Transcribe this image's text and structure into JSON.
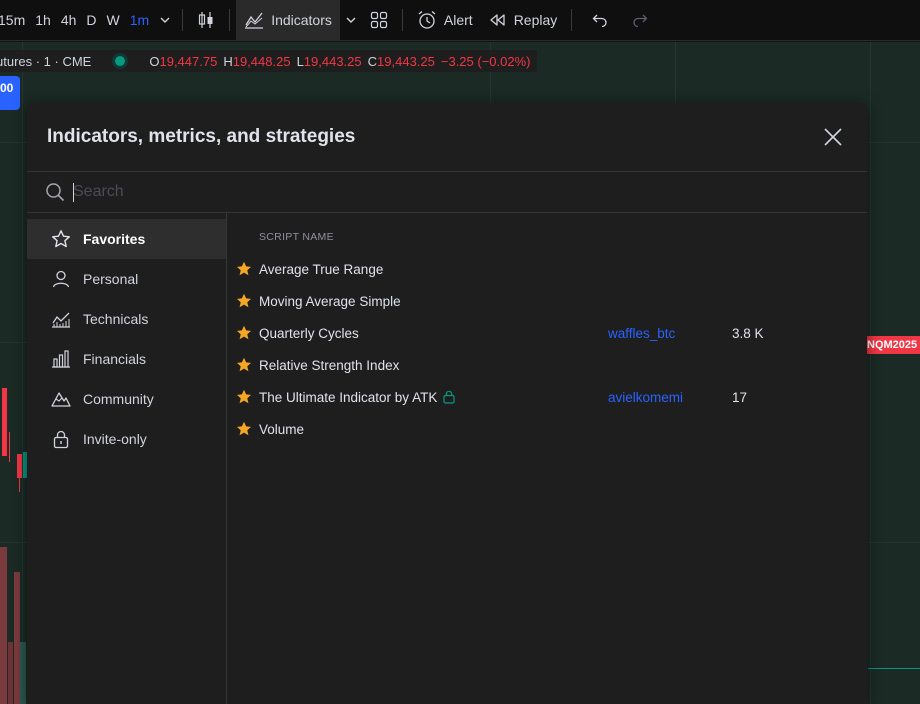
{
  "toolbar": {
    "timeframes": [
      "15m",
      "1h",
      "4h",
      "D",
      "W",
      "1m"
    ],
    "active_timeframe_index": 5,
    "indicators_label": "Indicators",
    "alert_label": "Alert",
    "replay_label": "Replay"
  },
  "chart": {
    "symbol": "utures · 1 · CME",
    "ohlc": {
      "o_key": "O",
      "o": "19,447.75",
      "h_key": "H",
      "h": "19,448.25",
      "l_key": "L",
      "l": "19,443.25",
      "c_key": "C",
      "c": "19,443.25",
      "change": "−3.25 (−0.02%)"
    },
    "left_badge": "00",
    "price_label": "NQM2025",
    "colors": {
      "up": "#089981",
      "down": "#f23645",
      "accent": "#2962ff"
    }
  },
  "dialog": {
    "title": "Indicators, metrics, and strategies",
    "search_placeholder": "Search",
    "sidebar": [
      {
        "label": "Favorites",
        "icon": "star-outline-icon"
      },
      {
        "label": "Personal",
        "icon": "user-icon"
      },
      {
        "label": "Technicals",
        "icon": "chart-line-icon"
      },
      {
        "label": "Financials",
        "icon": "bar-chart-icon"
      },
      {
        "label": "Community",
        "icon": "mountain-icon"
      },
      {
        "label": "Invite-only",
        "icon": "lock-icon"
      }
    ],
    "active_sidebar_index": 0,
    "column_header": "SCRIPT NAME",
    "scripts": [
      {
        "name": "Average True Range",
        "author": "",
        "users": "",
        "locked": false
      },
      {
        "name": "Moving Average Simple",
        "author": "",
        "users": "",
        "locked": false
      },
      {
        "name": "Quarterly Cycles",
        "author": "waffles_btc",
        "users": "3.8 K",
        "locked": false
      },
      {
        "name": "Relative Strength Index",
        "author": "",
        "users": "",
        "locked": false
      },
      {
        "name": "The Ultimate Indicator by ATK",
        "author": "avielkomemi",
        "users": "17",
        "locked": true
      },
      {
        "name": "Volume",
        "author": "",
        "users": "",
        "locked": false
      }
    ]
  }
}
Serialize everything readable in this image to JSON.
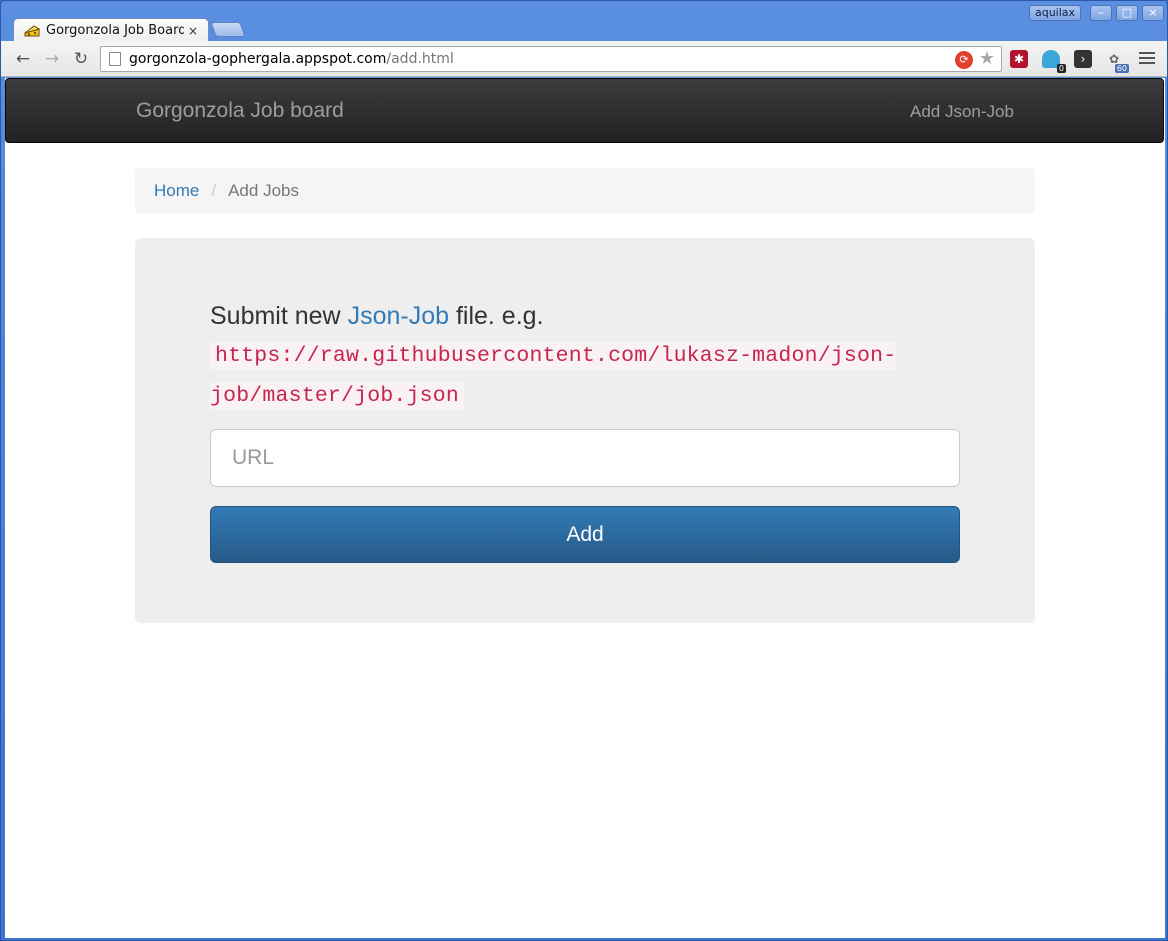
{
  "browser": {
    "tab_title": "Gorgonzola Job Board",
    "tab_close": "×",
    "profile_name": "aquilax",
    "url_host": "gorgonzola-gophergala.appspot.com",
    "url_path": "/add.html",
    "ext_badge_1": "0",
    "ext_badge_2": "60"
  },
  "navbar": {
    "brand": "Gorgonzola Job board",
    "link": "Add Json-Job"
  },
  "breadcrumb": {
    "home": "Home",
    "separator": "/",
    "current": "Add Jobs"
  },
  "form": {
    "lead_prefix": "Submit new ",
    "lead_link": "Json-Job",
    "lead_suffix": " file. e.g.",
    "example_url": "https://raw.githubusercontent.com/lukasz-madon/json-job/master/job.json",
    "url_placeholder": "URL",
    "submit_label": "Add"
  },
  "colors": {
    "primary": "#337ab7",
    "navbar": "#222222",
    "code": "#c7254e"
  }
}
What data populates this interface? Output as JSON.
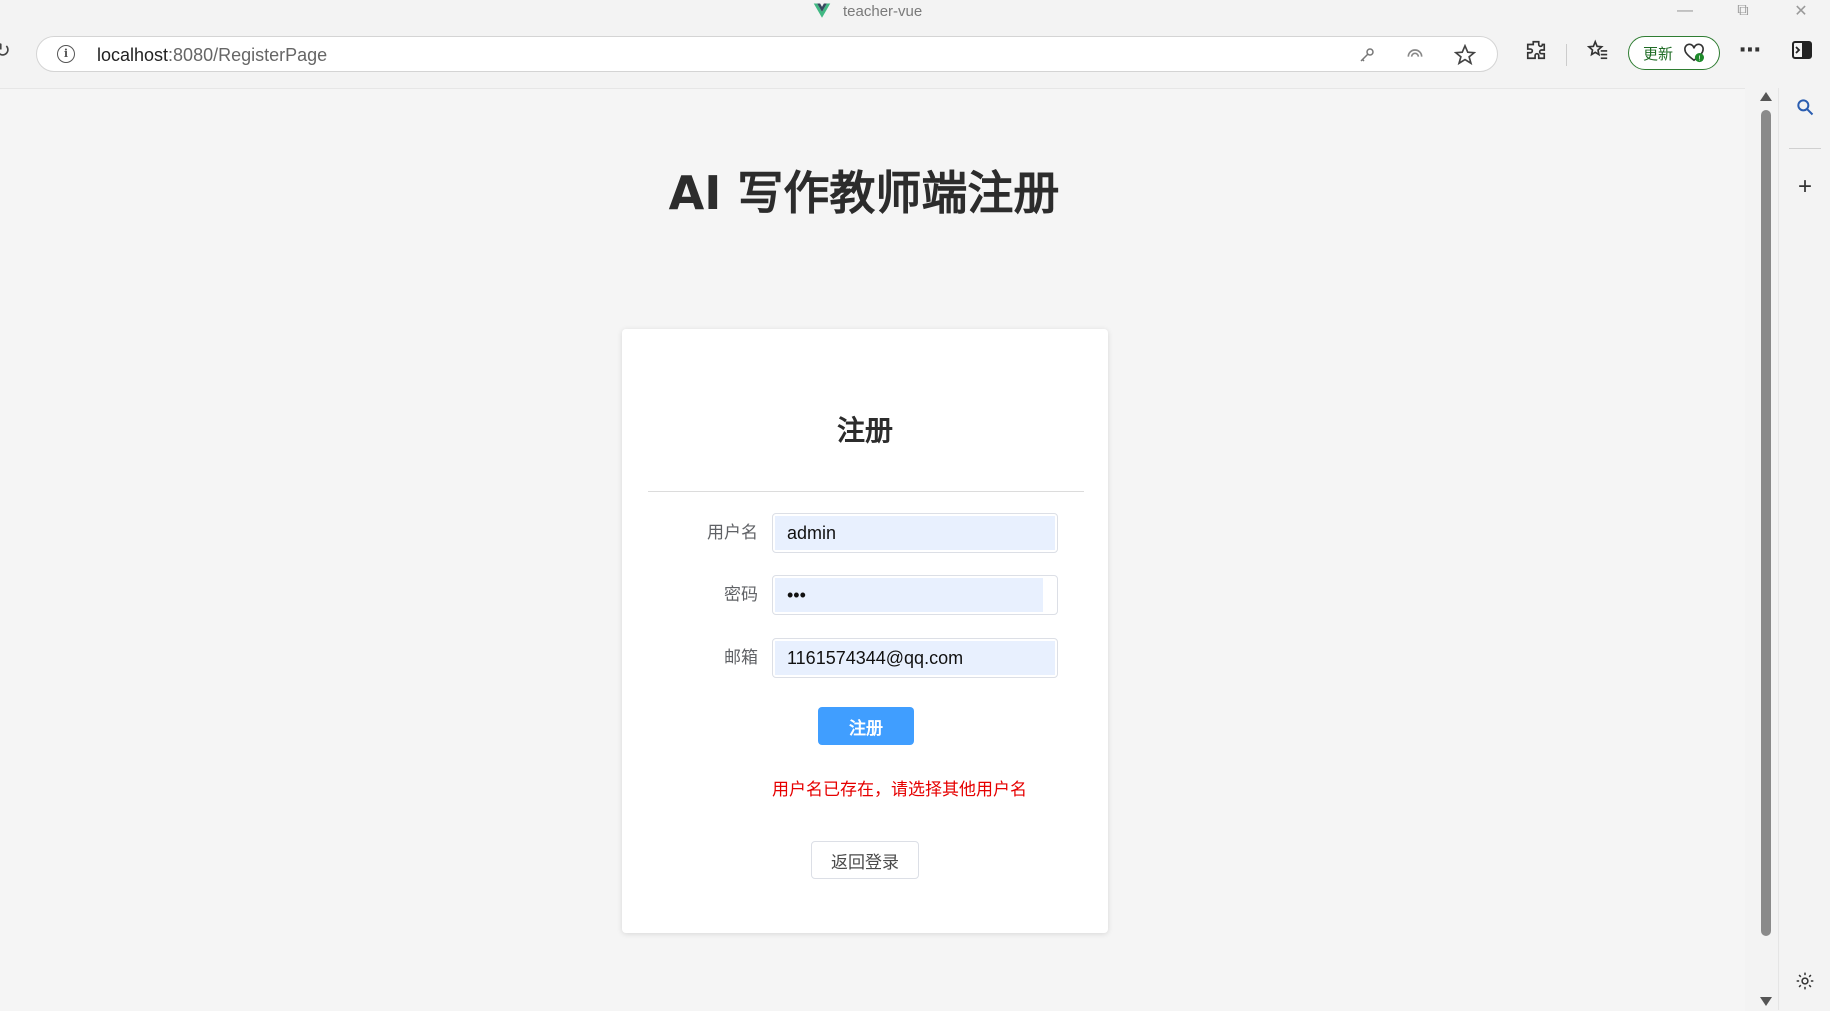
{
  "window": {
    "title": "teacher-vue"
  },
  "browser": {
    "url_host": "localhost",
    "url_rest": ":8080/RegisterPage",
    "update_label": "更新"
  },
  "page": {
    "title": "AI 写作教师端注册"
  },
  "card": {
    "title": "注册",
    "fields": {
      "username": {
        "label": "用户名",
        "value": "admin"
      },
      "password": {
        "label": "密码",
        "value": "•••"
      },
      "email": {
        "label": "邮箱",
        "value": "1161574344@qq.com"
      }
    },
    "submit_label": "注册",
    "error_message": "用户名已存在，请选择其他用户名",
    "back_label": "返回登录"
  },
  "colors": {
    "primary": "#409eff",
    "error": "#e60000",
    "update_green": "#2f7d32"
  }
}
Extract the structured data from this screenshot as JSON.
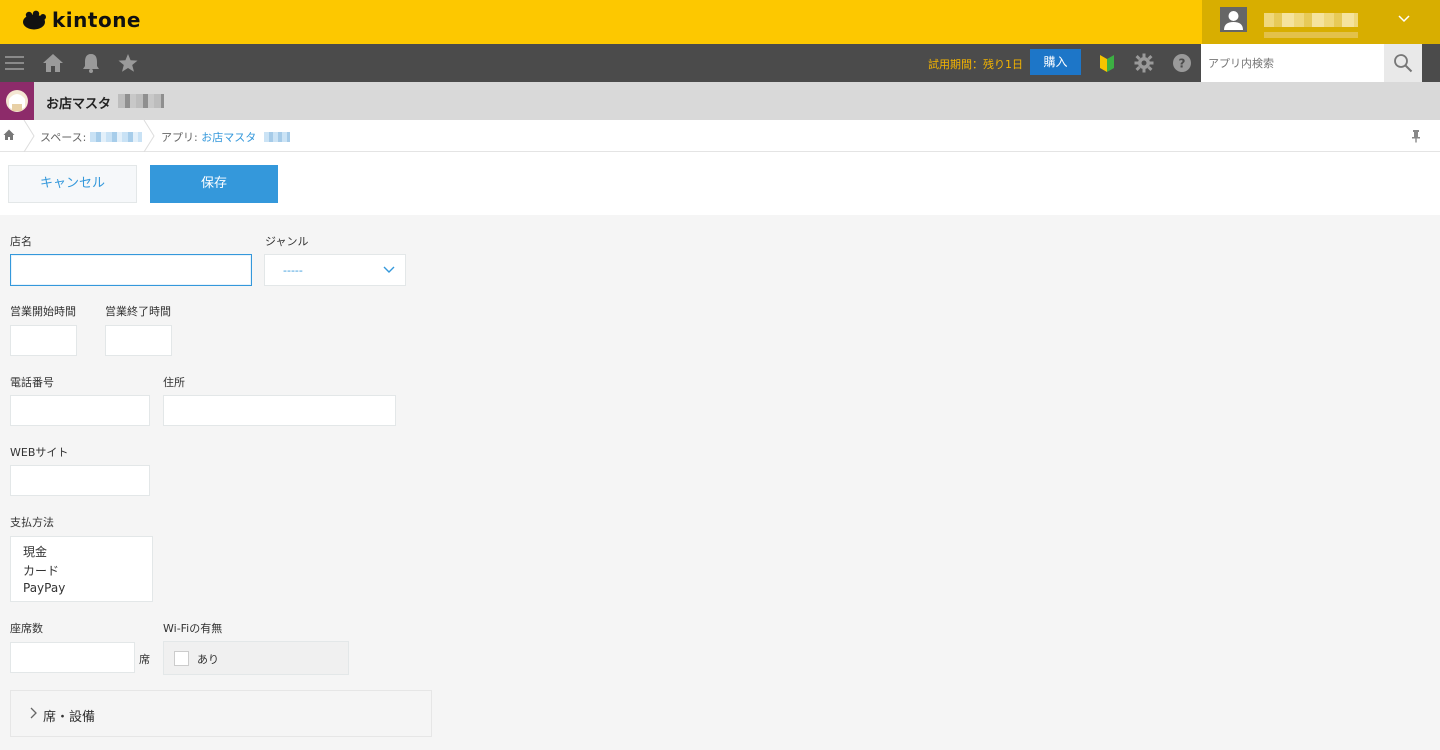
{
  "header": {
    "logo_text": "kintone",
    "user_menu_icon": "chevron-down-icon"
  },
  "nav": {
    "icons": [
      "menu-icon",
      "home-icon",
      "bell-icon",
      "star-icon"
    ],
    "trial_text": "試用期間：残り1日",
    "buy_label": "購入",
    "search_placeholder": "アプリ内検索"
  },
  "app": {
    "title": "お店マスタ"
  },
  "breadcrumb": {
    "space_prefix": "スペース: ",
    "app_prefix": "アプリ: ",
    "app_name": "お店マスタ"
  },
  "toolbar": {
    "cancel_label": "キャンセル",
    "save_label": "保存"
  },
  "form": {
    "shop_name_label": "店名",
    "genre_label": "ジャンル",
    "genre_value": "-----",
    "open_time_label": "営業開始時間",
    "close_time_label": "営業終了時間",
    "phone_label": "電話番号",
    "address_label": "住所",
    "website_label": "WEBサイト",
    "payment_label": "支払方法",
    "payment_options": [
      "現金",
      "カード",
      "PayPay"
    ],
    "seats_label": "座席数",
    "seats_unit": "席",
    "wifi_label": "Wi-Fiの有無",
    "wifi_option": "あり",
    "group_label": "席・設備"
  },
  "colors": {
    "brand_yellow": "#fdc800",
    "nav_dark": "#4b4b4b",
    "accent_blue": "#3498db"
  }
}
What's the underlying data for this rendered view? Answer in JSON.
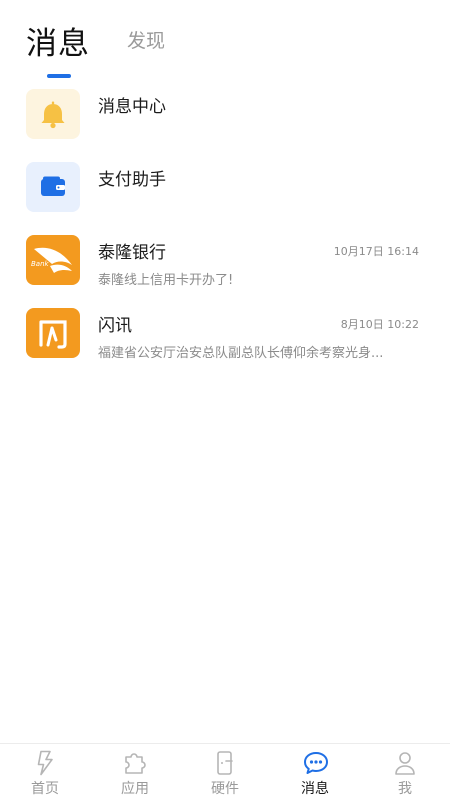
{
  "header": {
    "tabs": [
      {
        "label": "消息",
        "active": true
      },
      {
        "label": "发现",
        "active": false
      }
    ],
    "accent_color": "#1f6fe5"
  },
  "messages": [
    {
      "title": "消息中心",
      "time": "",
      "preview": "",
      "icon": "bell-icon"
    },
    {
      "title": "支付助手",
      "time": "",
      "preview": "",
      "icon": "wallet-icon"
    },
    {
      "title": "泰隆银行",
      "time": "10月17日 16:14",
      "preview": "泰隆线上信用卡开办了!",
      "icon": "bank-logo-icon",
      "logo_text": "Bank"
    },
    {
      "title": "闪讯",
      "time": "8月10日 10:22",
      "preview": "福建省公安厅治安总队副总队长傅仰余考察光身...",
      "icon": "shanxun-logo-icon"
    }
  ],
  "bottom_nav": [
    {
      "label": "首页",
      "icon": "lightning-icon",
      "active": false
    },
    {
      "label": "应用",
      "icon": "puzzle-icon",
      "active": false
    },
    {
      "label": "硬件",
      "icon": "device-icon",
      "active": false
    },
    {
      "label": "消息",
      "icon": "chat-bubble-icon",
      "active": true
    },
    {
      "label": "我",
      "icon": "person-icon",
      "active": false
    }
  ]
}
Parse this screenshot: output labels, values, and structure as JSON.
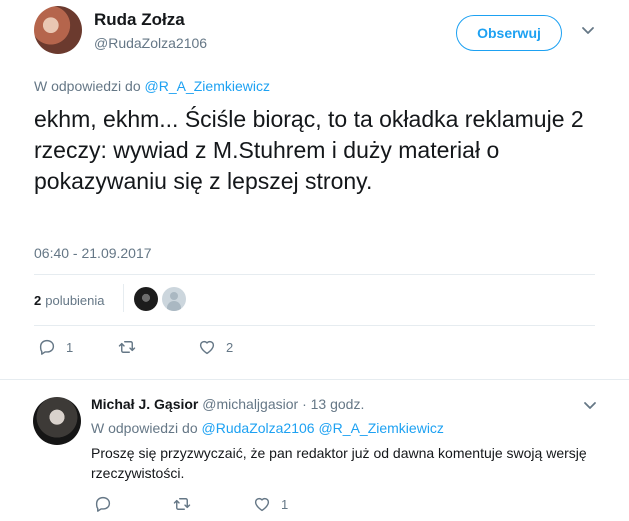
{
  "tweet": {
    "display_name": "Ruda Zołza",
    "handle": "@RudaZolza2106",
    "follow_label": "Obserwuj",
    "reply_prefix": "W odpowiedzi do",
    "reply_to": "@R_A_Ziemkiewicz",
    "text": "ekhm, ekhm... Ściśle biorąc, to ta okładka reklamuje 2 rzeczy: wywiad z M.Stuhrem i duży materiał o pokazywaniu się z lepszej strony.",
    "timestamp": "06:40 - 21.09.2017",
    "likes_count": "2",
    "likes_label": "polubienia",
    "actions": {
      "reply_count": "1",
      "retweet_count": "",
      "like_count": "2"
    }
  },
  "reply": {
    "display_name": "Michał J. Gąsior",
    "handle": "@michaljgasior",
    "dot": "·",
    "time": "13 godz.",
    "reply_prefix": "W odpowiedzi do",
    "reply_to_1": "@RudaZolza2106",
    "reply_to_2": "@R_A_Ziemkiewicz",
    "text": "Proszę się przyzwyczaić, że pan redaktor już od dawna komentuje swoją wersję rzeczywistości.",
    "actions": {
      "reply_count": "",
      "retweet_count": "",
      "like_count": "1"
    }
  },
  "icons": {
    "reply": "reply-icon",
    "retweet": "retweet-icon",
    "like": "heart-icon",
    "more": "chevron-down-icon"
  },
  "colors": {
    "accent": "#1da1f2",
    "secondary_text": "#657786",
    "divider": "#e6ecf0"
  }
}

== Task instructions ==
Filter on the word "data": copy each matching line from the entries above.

== Answer to this exercise ==
What data populates this interface? Output as JSON.
Extract the structured data from this screenshot as JSON.
What's the underlying data for this rendered view? Answer in JSON.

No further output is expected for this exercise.